Supplied material:
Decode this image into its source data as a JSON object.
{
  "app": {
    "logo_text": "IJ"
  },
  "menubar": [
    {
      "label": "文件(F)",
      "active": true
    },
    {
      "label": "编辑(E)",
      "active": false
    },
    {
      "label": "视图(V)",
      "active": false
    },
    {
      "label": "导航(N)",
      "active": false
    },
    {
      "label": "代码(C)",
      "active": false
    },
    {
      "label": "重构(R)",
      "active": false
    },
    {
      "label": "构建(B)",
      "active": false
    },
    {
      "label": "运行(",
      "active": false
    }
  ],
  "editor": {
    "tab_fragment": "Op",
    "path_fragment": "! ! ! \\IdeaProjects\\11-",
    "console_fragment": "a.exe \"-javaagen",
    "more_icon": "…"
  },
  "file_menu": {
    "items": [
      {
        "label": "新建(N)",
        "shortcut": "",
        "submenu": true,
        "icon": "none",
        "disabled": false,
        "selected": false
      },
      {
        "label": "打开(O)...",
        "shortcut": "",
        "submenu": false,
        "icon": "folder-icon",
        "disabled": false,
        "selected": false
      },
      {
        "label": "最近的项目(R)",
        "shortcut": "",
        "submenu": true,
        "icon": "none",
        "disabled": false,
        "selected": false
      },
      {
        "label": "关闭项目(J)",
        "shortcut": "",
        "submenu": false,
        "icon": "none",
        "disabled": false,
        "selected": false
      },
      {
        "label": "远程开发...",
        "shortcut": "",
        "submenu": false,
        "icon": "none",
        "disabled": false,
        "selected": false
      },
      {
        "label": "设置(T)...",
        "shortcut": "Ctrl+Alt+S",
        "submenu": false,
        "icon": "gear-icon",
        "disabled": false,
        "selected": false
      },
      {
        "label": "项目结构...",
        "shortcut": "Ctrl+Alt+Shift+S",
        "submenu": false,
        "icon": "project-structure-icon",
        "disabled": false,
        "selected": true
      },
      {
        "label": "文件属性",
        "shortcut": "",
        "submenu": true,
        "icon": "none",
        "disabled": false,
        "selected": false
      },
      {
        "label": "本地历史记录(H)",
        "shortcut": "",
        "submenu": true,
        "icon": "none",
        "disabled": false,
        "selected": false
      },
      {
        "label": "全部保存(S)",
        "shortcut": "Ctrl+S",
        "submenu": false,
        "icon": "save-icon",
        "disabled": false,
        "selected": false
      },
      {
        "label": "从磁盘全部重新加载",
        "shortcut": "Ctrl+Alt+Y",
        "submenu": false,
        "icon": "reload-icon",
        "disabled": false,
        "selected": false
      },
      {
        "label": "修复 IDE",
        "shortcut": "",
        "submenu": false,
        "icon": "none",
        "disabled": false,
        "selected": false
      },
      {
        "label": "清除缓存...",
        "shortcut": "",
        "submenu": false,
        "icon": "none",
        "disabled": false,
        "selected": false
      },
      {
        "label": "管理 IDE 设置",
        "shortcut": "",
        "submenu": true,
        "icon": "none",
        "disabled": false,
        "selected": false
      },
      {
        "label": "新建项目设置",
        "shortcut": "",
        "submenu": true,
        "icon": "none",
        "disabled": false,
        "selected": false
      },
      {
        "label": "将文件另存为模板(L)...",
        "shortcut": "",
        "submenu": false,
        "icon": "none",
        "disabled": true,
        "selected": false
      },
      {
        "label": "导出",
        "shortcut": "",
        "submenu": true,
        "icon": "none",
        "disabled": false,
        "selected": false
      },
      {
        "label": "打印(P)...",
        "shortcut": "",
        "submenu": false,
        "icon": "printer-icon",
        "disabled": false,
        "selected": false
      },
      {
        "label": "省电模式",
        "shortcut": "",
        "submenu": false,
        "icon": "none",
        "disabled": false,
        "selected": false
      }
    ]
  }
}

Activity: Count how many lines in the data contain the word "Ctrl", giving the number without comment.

Exercise result: 4